What led to the hunger strike at Pelican Bay State Prison?

What led to the hunger strike at Pelican Bay State Prison?

Two years have passed since people confined in California’s Pelican Bay State Prison initiated a 60-day hunger strike to protest the conditions associated with the prison’s “security housing unit,” or SHU.

What happens if you go on a hunger strike in prison?

Most hunger strikers will take liquids but not solid food. In cases where an entity (usually the state) has or is able to obtain custody of the hunger striker (such as a prisoner), the hunger strike is often terminated by the custodial entity through the use of force-feeding.

Who is Todd Ashker?

DELANO — Todd Ashker, the California lifer whose federal lawsuit ended a policy that allowed prison officials to place incarcerated people on indefinite solitary confinement for alleged gang membership, has been denied parole. Details of Ashker’s Thursday hearing were not immediately available.

Is force feeding legal in the US?

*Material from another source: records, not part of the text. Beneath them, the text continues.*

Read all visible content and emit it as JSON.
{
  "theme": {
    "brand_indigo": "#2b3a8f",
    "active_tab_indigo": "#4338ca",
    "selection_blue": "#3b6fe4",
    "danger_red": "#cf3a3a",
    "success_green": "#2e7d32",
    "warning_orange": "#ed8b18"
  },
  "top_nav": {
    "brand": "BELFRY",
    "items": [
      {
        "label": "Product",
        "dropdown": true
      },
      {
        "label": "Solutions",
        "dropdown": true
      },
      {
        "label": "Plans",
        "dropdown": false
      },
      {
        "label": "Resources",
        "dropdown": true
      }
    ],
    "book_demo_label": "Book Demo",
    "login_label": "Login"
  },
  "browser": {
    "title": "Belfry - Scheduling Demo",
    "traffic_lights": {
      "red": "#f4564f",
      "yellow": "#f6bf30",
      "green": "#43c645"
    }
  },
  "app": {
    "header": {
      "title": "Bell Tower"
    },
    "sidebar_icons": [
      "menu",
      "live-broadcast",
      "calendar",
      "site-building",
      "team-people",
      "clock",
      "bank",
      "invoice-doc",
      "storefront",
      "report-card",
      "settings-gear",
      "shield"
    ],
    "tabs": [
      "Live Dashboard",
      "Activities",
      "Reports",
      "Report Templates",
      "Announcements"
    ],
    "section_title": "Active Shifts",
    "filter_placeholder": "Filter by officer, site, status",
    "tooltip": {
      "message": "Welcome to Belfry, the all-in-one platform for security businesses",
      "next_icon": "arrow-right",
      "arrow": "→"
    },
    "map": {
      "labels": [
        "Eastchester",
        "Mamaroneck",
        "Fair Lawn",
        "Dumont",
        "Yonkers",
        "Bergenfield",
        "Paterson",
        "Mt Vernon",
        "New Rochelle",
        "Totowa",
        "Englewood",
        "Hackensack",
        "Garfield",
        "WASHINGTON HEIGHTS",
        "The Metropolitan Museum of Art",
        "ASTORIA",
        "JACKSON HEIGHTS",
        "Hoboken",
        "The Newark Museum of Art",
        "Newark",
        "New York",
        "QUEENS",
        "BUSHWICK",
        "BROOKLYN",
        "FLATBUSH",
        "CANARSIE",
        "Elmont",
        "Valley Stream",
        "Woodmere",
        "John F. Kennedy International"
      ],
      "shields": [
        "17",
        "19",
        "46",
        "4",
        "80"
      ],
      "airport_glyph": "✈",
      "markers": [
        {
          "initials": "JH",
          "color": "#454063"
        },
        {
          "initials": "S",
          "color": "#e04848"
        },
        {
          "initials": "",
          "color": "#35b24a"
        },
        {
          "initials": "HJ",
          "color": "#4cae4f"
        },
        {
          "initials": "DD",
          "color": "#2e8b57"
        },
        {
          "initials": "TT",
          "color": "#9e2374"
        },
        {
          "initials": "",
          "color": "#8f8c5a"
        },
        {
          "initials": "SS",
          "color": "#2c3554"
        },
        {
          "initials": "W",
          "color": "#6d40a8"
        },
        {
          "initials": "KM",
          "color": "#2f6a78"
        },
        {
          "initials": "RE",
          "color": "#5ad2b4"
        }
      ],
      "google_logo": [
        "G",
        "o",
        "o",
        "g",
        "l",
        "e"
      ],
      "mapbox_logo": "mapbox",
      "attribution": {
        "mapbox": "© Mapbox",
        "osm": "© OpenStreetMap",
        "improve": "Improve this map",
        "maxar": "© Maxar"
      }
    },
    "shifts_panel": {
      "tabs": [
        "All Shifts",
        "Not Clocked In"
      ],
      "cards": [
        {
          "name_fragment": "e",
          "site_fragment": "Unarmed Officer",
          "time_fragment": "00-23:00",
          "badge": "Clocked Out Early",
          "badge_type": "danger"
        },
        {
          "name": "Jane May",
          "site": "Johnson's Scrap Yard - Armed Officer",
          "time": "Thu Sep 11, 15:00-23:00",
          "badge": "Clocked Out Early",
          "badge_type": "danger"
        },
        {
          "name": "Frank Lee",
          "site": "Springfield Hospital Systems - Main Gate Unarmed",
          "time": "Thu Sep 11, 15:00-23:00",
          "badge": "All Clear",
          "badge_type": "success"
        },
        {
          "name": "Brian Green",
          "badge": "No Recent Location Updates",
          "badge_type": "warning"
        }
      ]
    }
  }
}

Under United States jurisdiction, force-feeding is frequently used in the U.S. military prison in Guantanamo Bay, prompting in March 2006 an open letter by 250 doctors in The Lancet, warning that, in their opinion, the participation of any doctor is contrary to the rules of the World Medical Association.

How much weight can you lose on a hunger strike?

A study in the British Medical Journal states that those undergoing a hunger strike should be monitored closely for severe side effects of starvation after losing 10 percent of their body weight. It also says that very serious conditions will occur when an individual loses 18 percent of their body weight.

What famous prisoners are at Pelican Bay?

Pelican Bay is California’s only supermax prison and has earned notoriety as a cage for the worst of the worst of the state’s criminals. Past inmates include the infamous serial killer Charles Manson.

What have prisoners alleged about placement in Pelican Bay?

A majority of the inhabitants of the Pelican Bay SHU were alleged to be “gang-affiliates” or members, based on “confidential information,” typically meaning other prisoners had informed they were gang-related.